KINGSTON, Jamaica — In the most violent campaign in more than a decade, Jamaica holds watershed elections today, marking the probable end of two political dynasties and underlining the nation's turn from radicalism to a moderate, free-market economy.
Since Prime Minister P. J. Patterson called parliamentary elections three weeks ago, at least 11 people have been killed in incidents connected to the campaign, and several candidates and political workers have been attacked or threatened.
In Jamaican political history, the violence pales, particularly when compared to the 1980 campaign when more than 700 deaths were recorded. But campaigns since then had calmed considerably, and Patterson and his chief rival, former Prime Minister Edward Seaga, had signed an agreement pledging to avoid violence in this year's effort.
The campaign, which pits the incumbent ruling People's National Party against Seaga's Jamaica Labor Party, also has been marred by racist and anti-foreign rhetoric and charges of political and personal corruption.
Supporters of Seaga, who was born in the United States of mixed ethnic ancestry, have accused Patterson of trying to take advantage of those facts in this nation of overwhelmingly black population by adopting campaign songs such as "To Be Young, Gifted and Black" and "My Leader Born Ya"--Creole for "born here."
Patterson denies the accusations, saying that the songs are just attractive music and pointing out that his political mentor, former Prime Minister Michael Manley, is light-skinned.
The campaign has centered more on personalities than issues because both parties now share a moderately conservative, free-market economic view.
Seaga, who is considered autocratic and arrogant, has hit hardest on charges that Patterson and his party have been inept and corrupt. Patterson answers by arguing that his People's National Party is more responsive to popular needs and has a more modern, businesslike approach to government.

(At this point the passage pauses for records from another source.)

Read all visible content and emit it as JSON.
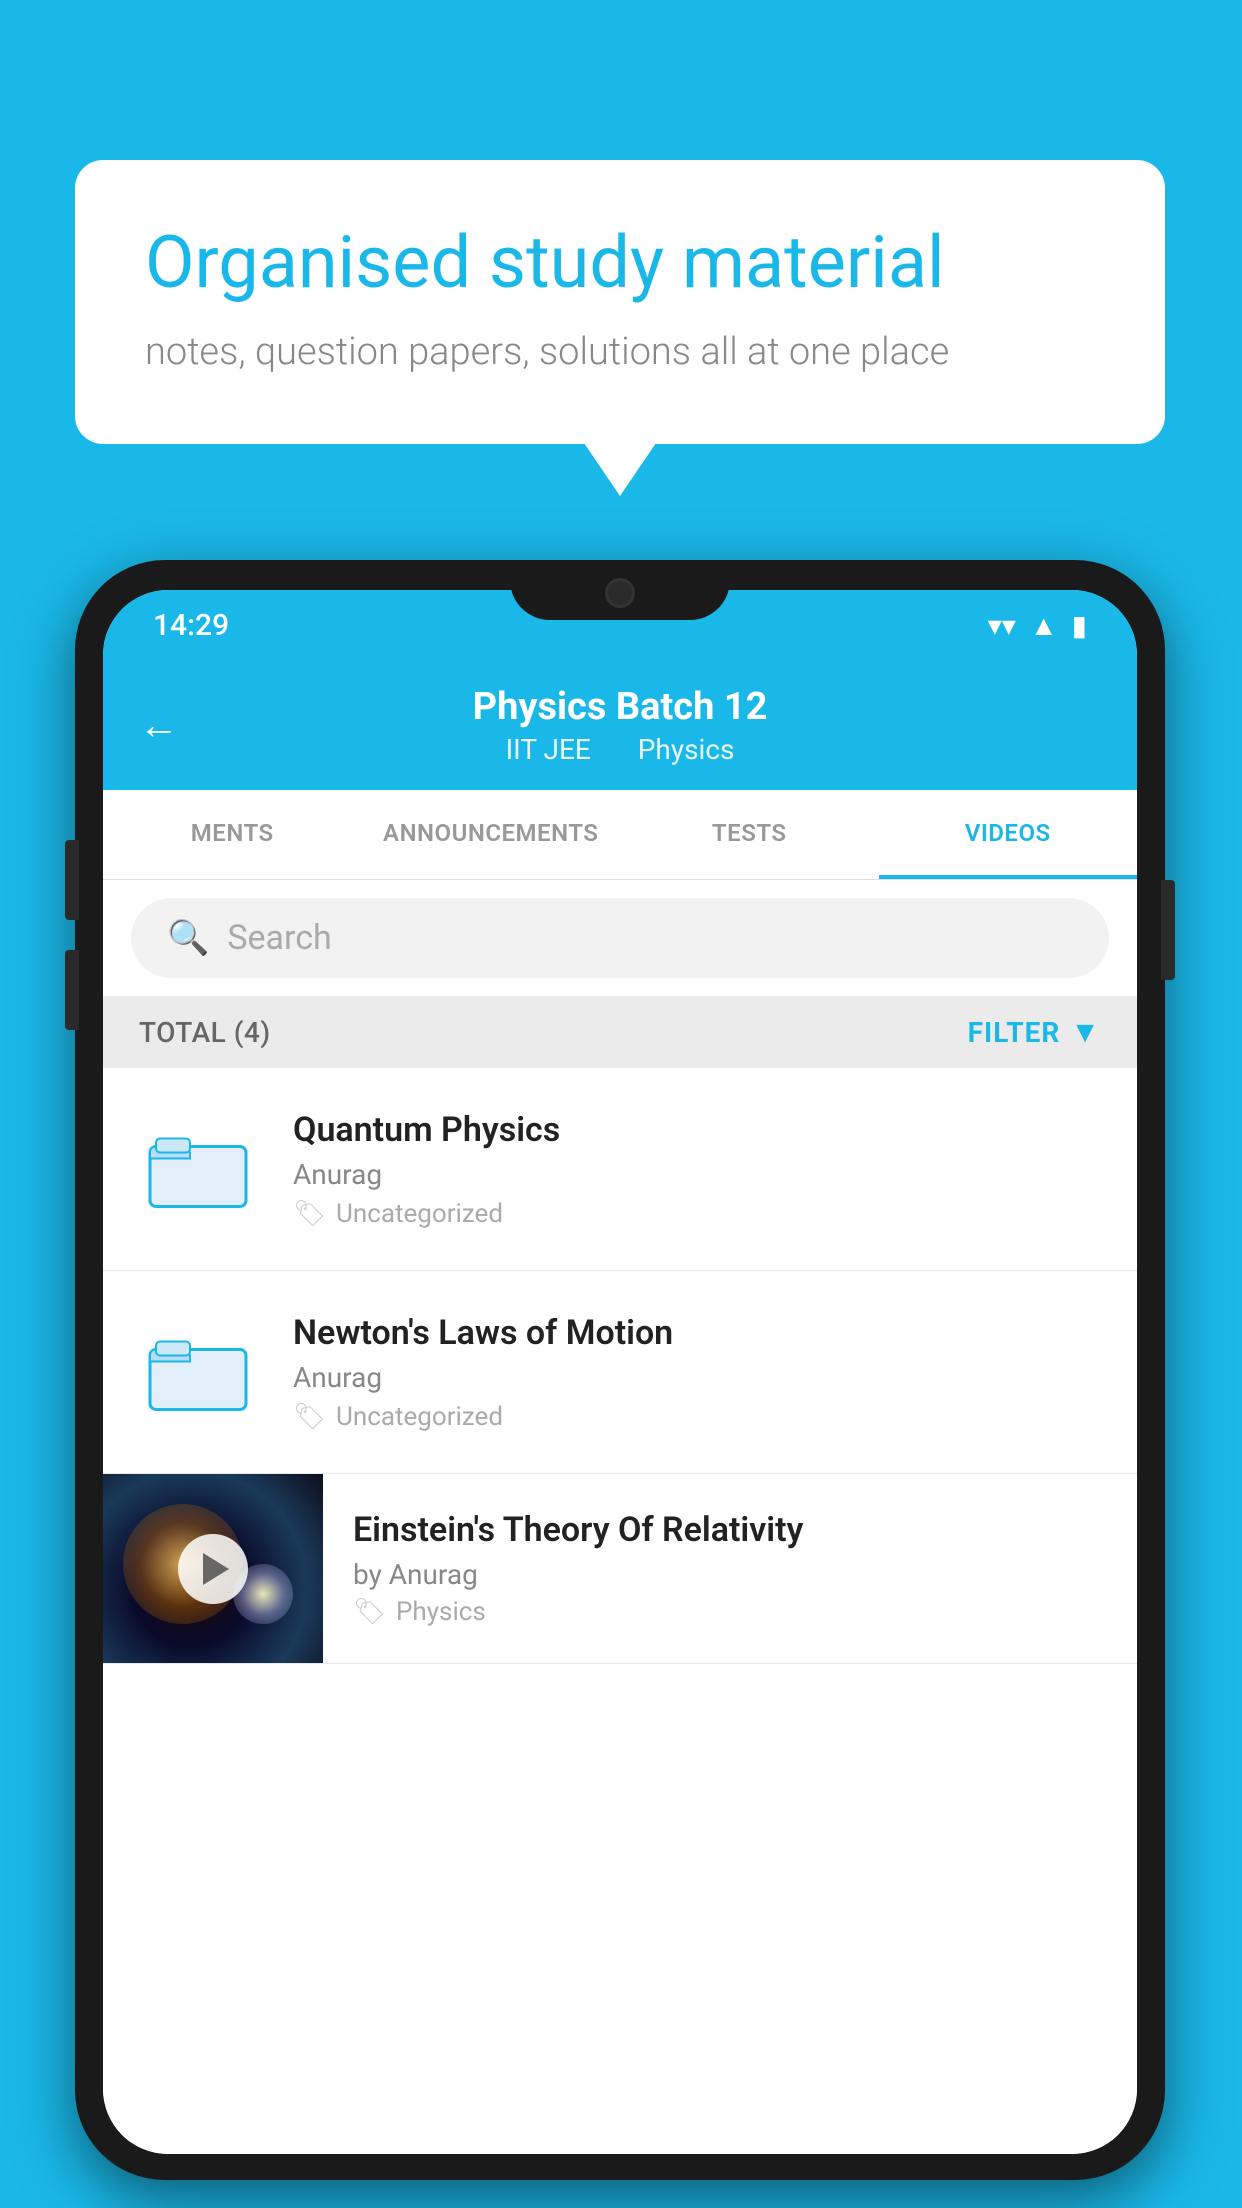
{
  "background": {
    "color": "#1ab8e8"
  },
  "speech_bubble": {
    "title": "Organised study material",
    "subtitle": "notes, question papers, solutions all at one place"
  },
  "phone": {
    "status_bar": {
      "time": "14:29"
    },
    "header": {
      "back_label": "←",
      "title": "Physics Batch 12",
      "subtitle_part1": "IIT JEE",
      "subtitle_part2": "Physics"
    },
    "tabs": [
      {
        "label": "MENTS",
        "active": false
      },
      {
        "label": "ANNOUNCEMENTS",
        "active": false
      },
      {
        "label": "TESTS",
        "active": false
      },
      {
        "label": "VIDEOS",
        "active": true
      }
    ],
    "search": {
      "placeholder": "Search"
    },
    "filter_bar": {
      "total_label": "TOTAL (4)",
      "filter_label": "FILTER"
    },
    "videos": [
      {
        "id": 1,
        "type": "folder",
        "title": "Quantum Physics",
        "author": "Anurag",
        "tag": "Uncategorized"
      },
      {
        "id": 2,
        "type": "folder",
        "title": "Newton's Laws of Motion",
        "author": "Anurag",
        "tag": "Uncategorized"
      },
      {
        "id": 3,
        "type": "video",
        "title": "Einstein's Theory Of Relativity",
        "author": "by Anurag",
        "tag": "Physics"
      }
    ]
  }
}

The latest public opinion polls indicate that the People's National Party will win, although with a smaller margin than it won in 1989 when the party took 45 of the 60 seats in the lower house of Parliament. One survey gives Patterson and his party 43 sure seats, against only 11 for Seaga's Jamaica Labor Party. Another forecasts 40 seats for Patterson's side, 20 for Seaga's.
History favors the People's National Party. Since full democratic voting began in 1944, no party has lost a bid for reelection after winning a first term.
Patterson was named prime minister a year ago when Manley, his party's longtime leader, retired after having led the party to victory in 1989.
Today's voting marks the first time since 1944 that the party has not had either Manley or his father, Norman, who founded it, at its head.
If Seaga, who was prime minister from 1980 to 1989, is defeated as the polls predict, he is likely to retire, his associates said. With Manley gone, his retirement would end a decades-long domination of national politics by the country's two most prominent politicians.
In his year in office, Patterson has accelerated the move already begun by Manley in a more conservative, free-market direction and away from the radical leftist economic policies that defined the People's National Party in the past.
Seaga, 63, also has shifted away from his radical leftist days, when he supported Cuba's Fidel Castro and argued for a nationalistic, government-interventionist policy.
"With Manley's retirement and the demise of Seaga, we are seeing an end to an era," said one political expert. "Patterson may be 57, but he represents a new generation."
Today's election may indeed mark a new phase in Jamaican politics, but the return to violence troubles many people.
"Several breaches of the peace . . . indicate a cavalier and callous indifference by supporters of the major parties" to calls for electoral peace, declared Justice James Kerr, head of a commission to ensure campaign fairness, in a statement released Saturday. "The unchecked growth of antagonism between members of the two major parties has resulted in this alarming state of affairs."
Kerr's call for peace had little immediate effect. Four people were killed in the hours after he issued his plea, including three Jamaica Labor Party campaign workers and one Electoral Commission official.
There also is concern that the short campaign has left election officials unprepared for today's voting. Of the 1.1 million eligible voters, about 75,000 names have been mistakenly dropped from the rolls.